(Records shown begins)

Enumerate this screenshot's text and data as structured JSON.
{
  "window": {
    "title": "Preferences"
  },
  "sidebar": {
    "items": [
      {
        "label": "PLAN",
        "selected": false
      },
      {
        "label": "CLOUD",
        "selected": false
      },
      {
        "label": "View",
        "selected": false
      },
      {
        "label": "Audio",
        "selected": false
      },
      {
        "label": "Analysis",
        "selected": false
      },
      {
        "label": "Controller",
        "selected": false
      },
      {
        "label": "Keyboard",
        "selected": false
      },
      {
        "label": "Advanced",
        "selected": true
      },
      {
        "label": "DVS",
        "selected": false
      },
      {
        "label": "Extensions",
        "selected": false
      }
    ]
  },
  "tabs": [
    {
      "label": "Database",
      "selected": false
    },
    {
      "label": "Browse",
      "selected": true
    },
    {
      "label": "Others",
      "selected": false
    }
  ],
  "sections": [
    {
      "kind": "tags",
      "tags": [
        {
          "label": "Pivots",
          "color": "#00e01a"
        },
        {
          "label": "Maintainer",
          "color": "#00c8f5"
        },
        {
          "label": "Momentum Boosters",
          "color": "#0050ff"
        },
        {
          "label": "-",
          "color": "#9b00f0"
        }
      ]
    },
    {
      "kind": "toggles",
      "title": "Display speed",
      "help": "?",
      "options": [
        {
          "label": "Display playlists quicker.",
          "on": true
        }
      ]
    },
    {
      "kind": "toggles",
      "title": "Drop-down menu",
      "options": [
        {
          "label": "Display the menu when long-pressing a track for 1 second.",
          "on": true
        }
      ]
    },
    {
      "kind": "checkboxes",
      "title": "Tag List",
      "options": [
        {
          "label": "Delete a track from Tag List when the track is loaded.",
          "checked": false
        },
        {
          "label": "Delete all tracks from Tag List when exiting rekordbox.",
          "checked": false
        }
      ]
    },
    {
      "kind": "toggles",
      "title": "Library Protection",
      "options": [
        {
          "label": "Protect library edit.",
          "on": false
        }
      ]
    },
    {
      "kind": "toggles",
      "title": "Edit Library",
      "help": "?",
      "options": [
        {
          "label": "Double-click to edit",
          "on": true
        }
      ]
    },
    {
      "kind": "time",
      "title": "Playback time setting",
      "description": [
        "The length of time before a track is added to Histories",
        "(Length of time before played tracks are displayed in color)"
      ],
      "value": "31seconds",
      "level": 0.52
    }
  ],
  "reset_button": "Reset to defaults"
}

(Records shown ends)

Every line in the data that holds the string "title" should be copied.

## Result of the task
    "title": "Preferences"
      "title": "Display speed",
      "title": "Drop-down menu",
      "title": "Tag List",
      "title": "Library Protection",
      "title": "Edit Library",
      "title": "Playback time setting",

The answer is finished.